MOSCOW – President Vladimir Putin received Syrian leader Bashar al-Assad in Moscow for the first time since 2015 on Monday and criticised foreign forces that are in Syria without a U.N. mandate, the Kremlin said, in a rebuke of the United States and Turkey.
Assad’s most powerful ally in the decade-long Syrian conflict, Putin last received the Syrian leader in Russia in 2018 at his summer residence in the Black Sea resort of Sochi.
Russia’s air force played a critical role in turning the tide of the Syrian conflict in Assad’s favour after it deployed there in 2015, helping him recover most territory lost to insurgents.
However, significant parts of Syria remain out of state control, with Turkish forces deployed in much of the north and northwest – the last major bastion of anti-Assad rebels – and U.S. forces in the Kurdish-controlled east and northeast.
Assad, who has also been backed by Iran during the conflict, has made few trips abroad since the war began in 2011.
Putin told Assad that foreign forces in Syria without a U.N. decision were a hindrance to its consolidation, the Kremlin said.

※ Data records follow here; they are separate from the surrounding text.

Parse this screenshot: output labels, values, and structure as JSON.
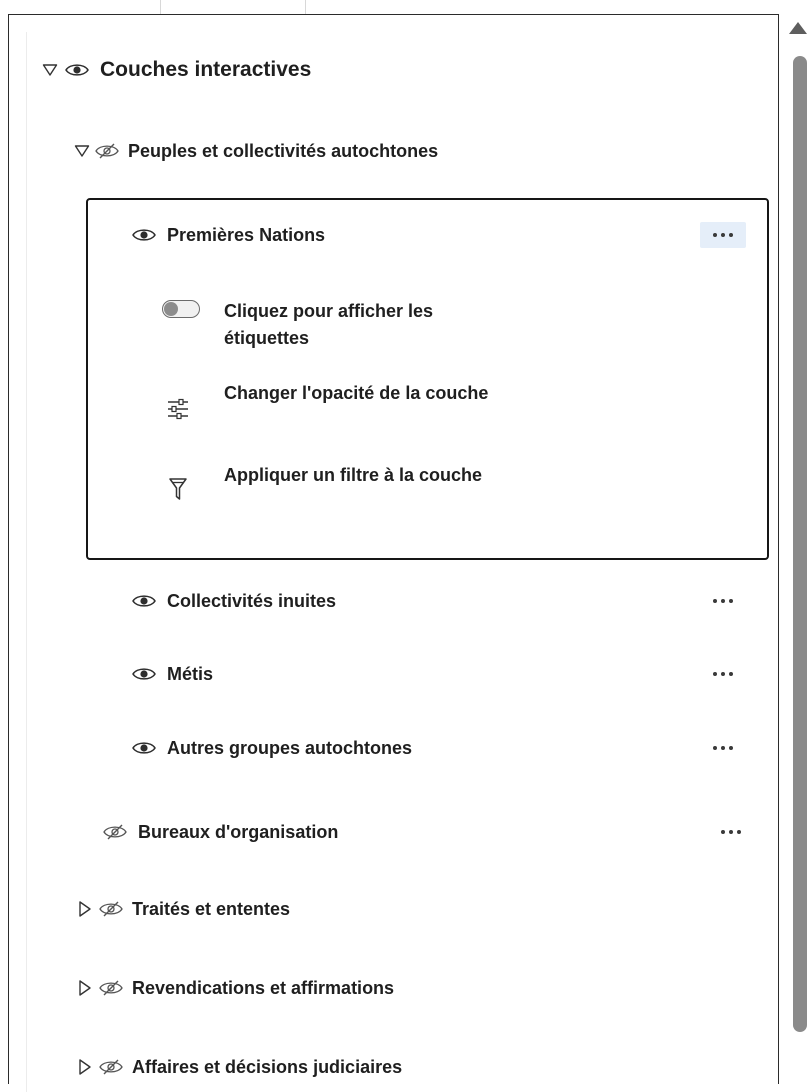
{
  "panel": {
    "root_group": {
      "label": "Couches interactives",
      "expanded": true
    },
    "group_peuples": {
      "label": "Peuples et collectivités autochtones",
      "expanded": true,
      "visible": false
    },
    "selected_layer": {
      "label": "Premières Nations",
      "actions_icon": "more-horizontal-icon",
      "options": [
        {
          "icon": "toggle-switch",
          "label": "Cliquez pour afficher les étiquettes",
          "state": "off"
        },
        {
          "icon": "sliders-icon",
          "label": "Changer l'opacité de la couche"
        },
        {
          "icon": "filter-icon",
          "label": "Appliquer un filtre à la couche"
        }
      ]
    },
    "sub_layers": [
      {
        "label": "Collectivités inuites"
      },
      {
        "label": "Métis"
      },
      {
        "label": "Autres groupes autochtones"
      }
    ],
    "bureaux": {
      "label": "Bureaux d'organisation",
      "visible": false
    },
    "collapsed_groups": [
      {
        "label": "Traités et ententes",
        "visible": false
      },
      {
        "label": "Revendications et affirmations",
        "visible": false
      },
      {
        "label": "Affaires et décisions judiciaires",
        "visible": false
      }
    ]
  },
  "colors": {
    "text": "#1f1f1f",
    "card_border": "#161616",
    "active_dots_bg": "#e5eef9",
    "scroll_thumb": "#8a8a8a"
  }
}
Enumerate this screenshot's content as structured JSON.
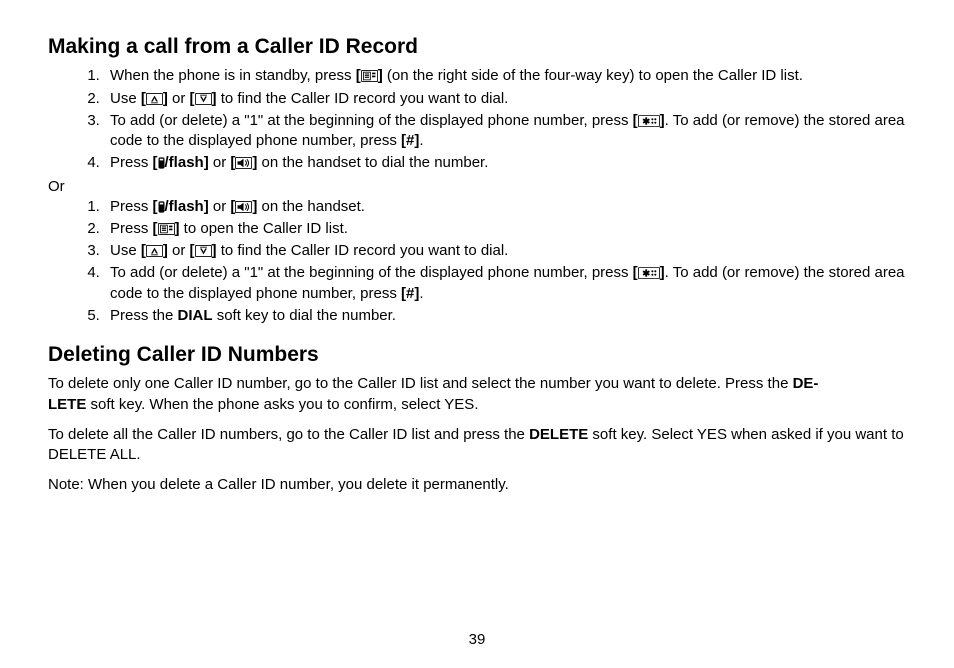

Putin also congratulated him on winning a fourth term in office in a presidential election in May.
“Terrorists sustained very serious damage, and the Syrian government, headed by you, controls 90% of the territories,” Putin said, according to a Kremlin statement.
The Kremlin said Assad thanked the Russian leader for humanitarian aid to Syria and for his efforts to halt the “spread of terrorism”.
He lauded what he called the success of Russian and Syrian armies in “liberating occupied territories” of Syria.
Assad also described as “antihuman” and “illegitimate” sanctions imposed by some nations on Syria.
The United States tightened sanctions against Syria last year, saying they were aimed at forcing Assad to stop the war and agree to a political solution.
Syrian state news agency SANA said the two leaders discussed cooperation between the Syrian and Russian armies in “combating terrorism and completing the liberation of the land that is still under the control of terrorist organisations”.